■ **TASK GOAL**:
What you write must match the records exactly, except for the images, which are left out.

■ **DATA EXTRACTS**:
Content starts
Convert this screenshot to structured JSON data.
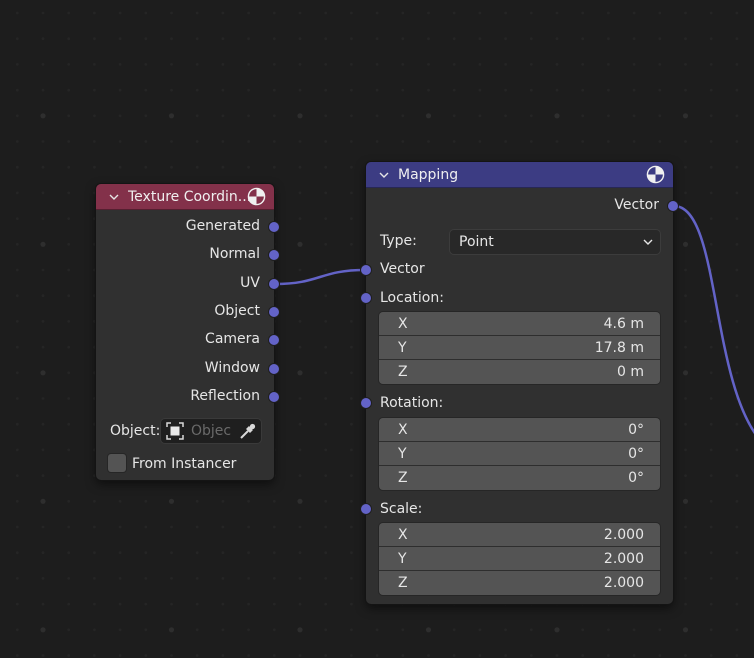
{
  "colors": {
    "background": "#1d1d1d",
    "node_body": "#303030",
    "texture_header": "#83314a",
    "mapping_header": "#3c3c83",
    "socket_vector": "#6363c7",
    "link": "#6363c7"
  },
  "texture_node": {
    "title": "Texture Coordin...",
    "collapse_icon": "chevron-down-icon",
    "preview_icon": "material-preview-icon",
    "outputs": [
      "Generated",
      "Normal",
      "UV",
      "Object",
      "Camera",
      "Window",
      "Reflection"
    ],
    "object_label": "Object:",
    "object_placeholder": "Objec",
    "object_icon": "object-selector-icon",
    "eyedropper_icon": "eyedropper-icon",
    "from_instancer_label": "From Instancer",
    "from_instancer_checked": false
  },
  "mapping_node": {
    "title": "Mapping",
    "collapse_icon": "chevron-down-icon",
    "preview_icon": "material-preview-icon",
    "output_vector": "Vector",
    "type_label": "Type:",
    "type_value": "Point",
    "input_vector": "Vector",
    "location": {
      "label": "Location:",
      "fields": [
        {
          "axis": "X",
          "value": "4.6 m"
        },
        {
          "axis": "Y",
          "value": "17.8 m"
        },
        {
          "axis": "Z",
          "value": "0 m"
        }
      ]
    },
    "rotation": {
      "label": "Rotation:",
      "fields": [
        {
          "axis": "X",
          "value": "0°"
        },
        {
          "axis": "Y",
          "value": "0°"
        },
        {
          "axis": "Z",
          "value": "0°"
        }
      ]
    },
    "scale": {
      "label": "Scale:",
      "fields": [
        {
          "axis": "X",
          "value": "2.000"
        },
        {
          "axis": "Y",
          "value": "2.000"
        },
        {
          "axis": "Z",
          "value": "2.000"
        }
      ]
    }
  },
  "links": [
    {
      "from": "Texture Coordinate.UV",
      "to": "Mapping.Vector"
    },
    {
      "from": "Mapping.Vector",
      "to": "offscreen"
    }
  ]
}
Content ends
■ **EXERCISE RESPONSE**:
Convert this screenshot to structured JSON data.
{
  "colors": {
    "background": "#1d1d1d",
    "node_body": "#303030",
    "texture_header": "#83314a",
    "mapping_header": "#3c3c83",
    "socket_vector": "#6363c7",
    "link": "#6363c7"
  },
  "texture_node": {
    "title": "Texture Coordin...",
    "collapse_icon": "chevron-down-icon",
    "preview_icon": "material-preview-icon",
    "outputs": [
      "Generated",
      "Normal",
      "UV",
      "Object",
      "Camera",
      "Window",
      "Reflection"
    ],
    "object_label": "Object:",
    "object_placeholder": "Objec",
    "object_icon": "object-selector-icon",
    "eyedropper_icon": "eyedropper-icon",
    "from_instancer_label": "From Instancer",
    "from_instancer_checked": false
  },
  "mapping_node": {
    "title": "Mapping",
    "collapse_icon": "chevron-down-icon",
    "preview_icon": "material-preview-icon",
    "output_vector": "Vector",
    "type_label": "Type:",
    "type_value": "Point",
    "input_vector": "Vector",
    "location": {
      "label": "Location:",
      "fields": [
        {
          "axis": "X",
          "value": "4.6 m"
        },
        {
          "axis": "Y",
          "value": "17.8 m"
        },
        {
          "axis": "Z",
          "value": "0 m"
        }
      ]
    },
    "rotation": {
      "label": "Rotation:",
      "fields": [
        {
          "axis": "X",
          "value": "0°"
        },
        {
          "axis": "Y",
          "value": "0°"
        },
        {
          "axis": "Z",
          "value": "0°"
        }
      ]
    },
    "scale": {
      "label": "Scale:",
      "fields": [
        {
          "axis": "X",
          "value": "2.000"
        },
        {
          "axis": "Y",
          "value": "2.000"
        },
        {
          "axis": "Z",
          "value": "2.000"
        }
      ]
    }
  },
  "links": [
    {
      "from": "Texture Coordinate.UV",
      "to": "Mapping.Vector"
    },
    {
      "from": "Mapping.Vector",
      "to": "offscreen"
    }
  ]
}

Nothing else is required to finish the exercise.